(Extracted data Opens)
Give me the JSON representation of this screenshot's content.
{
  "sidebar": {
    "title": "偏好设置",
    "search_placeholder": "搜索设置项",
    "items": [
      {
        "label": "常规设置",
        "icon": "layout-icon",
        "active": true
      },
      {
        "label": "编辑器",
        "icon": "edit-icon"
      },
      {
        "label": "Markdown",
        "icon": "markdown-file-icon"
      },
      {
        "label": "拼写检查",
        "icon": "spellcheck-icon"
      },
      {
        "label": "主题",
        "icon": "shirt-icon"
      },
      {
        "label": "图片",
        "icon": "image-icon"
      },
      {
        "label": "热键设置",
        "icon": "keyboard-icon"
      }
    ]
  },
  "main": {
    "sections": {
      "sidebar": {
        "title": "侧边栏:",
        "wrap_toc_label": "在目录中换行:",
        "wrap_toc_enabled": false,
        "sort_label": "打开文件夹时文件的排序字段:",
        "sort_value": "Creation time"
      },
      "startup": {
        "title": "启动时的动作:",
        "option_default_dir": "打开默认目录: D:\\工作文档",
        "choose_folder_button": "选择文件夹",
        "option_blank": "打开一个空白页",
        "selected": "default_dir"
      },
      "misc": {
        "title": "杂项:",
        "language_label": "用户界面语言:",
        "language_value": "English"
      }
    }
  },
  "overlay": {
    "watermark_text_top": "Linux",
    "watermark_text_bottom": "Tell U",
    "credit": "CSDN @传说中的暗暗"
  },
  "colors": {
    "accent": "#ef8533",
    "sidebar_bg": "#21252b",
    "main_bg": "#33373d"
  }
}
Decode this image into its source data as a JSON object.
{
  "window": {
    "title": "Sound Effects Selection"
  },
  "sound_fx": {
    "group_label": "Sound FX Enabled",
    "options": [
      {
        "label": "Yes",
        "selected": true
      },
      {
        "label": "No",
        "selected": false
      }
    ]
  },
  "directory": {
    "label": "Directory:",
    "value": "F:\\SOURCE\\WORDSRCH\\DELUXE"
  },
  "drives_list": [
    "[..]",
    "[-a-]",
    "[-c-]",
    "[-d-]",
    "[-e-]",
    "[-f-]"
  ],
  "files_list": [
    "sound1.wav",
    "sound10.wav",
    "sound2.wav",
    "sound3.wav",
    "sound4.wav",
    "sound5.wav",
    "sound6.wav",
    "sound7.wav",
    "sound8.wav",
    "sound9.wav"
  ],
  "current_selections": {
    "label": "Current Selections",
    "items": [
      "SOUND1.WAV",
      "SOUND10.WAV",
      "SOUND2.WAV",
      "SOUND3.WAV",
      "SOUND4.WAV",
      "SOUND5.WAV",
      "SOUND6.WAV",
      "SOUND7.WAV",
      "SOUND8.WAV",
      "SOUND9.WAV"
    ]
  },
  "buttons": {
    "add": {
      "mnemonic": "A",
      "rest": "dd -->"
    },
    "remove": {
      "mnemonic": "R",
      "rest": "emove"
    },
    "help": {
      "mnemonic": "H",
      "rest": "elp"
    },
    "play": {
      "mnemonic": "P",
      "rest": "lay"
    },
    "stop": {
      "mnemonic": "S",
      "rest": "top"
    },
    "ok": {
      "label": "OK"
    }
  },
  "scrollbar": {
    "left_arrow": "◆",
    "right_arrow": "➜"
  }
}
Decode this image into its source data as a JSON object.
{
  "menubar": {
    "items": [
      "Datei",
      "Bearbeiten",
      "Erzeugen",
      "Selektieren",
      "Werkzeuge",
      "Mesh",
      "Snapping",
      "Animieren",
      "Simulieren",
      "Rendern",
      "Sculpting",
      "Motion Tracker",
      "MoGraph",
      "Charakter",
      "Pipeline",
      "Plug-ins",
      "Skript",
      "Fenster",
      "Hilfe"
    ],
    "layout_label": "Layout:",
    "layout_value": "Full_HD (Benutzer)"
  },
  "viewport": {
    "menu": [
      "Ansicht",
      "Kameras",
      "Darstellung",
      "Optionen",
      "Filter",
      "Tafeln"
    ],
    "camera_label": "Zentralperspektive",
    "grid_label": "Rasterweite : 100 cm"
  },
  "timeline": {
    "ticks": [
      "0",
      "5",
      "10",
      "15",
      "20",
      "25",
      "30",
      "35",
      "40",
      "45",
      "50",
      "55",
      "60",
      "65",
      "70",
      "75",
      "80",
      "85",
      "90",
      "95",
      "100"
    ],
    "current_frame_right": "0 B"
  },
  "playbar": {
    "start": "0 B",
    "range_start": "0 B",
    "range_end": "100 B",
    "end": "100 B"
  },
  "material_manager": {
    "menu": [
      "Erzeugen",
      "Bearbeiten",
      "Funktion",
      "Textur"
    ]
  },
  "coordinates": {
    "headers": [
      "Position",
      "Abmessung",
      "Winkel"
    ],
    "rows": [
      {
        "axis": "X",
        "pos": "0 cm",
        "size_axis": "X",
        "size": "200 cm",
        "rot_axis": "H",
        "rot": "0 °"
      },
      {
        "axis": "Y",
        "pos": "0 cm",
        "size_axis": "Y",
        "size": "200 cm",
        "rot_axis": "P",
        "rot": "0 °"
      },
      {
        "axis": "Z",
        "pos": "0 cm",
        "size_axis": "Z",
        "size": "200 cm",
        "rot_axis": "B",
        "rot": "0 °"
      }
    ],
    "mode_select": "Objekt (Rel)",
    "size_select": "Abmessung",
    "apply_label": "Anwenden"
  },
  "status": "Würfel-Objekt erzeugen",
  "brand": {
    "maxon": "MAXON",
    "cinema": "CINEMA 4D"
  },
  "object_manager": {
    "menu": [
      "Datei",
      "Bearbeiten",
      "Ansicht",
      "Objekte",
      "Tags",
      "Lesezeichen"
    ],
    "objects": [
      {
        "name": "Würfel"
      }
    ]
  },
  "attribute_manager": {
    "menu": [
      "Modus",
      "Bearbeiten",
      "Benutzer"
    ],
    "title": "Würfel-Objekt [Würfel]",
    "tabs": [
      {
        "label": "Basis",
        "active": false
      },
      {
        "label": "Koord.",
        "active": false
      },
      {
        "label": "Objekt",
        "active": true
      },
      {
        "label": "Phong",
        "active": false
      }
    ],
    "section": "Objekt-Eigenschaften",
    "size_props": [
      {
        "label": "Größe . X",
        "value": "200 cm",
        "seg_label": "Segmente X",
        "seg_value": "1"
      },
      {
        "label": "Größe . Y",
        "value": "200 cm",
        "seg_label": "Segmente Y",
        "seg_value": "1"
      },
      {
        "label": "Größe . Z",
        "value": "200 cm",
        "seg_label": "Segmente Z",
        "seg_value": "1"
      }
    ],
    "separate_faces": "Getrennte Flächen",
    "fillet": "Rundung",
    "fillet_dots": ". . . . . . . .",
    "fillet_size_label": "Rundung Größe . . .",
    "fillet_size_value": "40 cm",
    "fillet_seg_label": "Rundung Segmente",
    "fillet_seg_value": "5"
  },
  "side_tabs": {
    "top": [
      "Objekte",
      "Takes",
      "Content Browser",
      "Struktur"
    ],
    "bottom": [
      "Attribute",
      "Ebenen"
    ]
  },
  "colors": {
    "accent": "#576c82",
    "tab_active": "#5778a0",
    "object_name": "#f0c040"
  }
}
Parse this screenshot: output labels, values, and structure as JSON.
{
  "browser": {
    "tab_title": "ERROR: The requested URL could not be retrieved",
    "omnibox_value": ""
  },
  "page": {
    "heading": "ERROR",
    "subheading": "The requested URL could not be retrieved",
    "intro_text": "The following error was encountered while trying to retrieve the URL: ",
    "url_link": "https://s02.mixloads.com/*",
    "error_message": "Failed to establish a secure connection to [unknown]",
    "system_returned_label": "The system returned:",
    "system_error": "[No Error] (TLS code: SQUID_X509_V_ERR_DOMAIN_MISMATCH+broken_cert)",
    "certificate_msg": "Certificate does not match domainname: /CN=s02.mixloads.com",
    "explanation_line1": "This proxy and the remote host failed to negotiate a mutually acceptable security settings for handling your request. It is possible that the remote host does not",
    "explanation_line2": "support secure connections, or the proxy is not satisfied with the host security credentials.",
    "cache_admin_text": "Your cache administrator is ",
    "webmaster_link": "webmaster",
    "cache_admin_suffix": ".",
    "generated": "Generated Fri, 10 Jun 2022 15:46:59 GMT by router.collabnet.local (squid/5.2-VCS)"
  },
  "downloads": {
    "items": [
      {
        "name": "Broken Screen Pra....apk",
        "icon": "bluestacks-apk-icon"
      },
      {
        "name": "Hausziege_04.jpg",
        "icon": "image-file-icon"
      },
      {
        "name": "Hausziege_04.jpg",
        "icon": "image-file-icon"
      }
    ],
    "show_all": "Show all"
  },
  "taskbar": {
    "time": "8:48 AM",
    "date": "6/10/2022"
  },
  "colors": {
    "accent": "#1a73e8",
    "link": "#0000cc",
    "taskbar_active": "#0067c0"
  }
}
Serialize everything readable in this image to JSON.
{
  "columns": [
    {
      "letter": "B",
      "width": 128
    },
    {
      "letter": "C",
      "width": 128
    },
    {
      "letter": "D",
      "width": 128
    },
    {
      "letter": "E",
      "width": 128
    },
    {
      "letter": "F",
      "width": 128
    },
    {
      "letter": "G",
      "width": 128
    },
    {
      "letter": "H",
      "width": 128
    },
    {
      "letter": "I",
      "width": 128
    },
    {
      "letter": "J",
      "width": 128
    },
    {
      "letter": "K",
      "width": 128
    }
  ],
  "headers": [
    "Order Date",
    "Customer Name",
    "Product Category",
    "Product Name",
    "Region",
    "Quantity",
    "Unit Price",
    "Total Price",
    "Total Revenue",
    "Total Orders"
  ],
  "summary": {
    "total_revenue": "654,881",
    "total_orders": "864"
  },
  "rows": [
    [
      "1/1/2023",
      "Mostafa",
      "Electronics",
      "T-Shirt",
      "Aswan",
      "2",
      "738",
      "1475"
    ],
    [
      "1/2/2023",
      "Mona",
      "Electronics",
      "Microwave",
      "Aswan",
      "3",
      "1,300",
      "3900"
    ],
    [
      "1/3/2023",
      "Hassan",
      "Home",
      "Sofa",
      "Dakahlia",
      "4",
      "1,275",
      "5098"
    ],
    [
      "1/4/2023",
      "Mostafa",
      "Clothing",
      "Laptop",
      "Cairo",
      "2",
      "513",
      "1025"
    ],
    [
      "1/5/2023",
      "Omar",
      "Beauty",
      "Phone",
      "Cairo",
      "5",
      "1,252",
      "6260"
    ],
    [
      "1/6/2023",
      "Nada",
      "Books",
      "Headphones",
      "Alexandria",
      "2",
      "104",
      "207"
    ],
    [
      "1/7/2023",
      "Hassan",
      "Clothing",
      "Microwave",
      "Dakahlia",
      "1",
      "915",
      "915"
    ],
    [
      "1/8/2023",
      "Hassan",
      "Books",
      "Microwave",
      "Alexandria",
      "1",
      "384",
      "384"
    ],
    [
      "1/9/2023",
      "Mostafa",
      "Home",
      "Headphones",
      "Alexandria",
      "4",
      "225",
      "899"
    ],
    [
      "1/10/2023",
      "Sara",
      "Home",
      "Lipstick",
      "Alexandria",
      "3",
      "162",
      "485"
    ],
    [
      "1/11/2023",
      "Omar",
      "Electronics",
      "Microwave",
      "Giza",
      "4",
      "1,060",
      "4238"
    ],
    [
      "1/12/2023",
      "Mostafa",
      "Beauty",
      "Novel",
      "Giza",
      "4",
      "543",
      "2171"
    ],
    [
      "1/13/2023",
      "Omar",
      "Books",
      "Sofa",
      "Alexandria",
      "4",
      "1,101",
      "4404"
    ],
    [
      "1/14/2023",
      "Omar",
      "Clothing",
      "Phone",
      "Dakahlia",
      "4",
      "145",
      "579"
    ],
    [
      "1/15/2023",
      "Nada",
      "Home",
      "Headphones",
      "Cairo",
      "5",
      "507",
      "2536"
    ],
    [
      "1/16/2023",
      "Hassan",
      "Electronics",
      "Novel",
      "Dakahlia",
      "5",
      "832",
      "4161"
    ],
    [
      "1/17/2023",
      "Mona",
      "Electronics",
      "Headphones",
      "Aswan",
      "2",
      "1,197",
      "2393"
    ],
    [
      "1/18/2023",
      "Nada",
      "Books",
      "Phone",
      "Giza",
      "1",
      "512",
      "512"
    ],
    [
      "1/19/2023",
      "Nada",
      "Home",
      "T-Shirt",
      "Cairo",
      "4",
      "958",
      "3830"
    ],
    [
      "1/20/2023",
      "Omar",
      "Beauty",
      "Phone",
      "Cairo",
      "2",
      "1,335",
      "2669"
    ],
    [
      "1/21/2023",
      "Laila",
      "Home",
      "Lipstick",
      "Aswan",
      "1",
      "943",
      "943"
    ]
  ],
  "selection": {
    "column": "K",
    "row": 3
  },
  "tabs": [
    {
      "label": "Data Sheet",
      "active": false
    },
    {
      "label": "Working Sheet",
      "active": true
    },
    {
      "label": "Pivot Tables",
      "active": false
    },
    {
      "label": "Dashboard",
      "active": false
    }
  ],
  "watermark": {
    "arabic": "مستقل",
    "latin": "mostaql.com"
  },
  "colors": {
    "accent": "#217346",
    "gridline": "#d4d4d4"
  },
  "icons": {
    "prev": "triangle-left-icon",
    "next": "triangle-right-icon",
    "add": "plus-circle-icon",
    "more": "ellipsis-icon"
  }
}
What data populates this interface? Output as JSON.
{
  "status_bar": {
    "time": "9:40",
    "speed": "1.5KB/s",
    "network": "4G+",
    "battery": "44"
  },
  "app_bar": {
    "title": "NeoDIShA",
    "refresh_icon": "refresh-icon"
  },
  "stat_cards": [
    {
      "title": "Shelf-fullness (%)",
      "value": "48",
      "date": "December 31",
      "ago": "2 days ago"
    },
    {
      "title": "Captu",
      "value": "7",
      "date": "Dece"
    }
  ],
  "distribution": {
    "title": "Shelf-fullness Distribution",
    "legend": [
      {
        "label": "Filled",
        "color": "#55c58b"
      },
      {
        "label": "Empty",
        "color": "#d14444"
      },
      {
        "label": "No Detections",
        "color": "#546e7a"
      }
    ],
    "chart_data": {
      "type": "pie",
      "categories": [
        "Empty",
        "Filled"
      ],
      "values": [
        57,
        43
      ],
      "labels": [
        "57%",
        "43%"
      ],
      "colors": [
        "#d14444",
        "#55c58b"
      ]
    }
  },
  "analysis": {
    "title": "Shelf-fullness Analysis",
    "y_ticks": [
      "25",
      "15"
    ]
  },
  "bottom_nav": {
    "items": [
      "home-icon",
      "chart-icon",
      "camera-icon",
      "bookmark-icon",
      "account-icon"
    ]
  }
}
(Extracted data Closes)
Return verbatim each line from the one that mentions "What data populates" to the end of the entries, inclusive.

## Solution to the exercise
What data populates this interface? Output as JSON.
{
  "status_bar": {
    "time": "9:40",
    "speed": "1.5KB/s",
    "network": "4G+",
    "battery": "44"
  },
  "app_bar": {
    "title": "NeoDIShA",
    "refresh_icon": "refresh-icon"
  },
  "stat_cards": [
    {
      "title": "Shelf-fullness (%)",
      "value": "48",
      "date": "December 31",
      "ago": "2 days ago"
    },
    {
      "title": "Captu",
      "value": "7",
      "date": "Dece"
    }
  ],
  "distribution": {
    "title": "Shelf-fullness Distribution",
    "legend": [
      {
        "label": "Filled",
        "color": "#55c58b"
      },
      {
        "label": "Empty",
        "color": "#d14444"
      },
      {
        "label": "No Detections",
        "color": "#546e7a"
      }
    ],
    "chart_data": {
      "type": "pie",
      "categories": [
        "Empty",
        "Filled"
      ],
      "values": [
        57,
        43
      ],
      "labels": [
        "57%",
        "43%"
      ],
      "colors": [
        "#d14444",
        "#55c58b"
      ]
    }
  },
  "analysis": {
    "title": "Shelf-fullness Analysis",
    "y_ticks": [
      "25",
      "15"
    ]
  },
  "bottom_nav": {
    "items": [
      "home-icon",
      "chart-icon",
      "camera-icon",
      "bookmark-icon",
      "account-icon"
    ]
  }
}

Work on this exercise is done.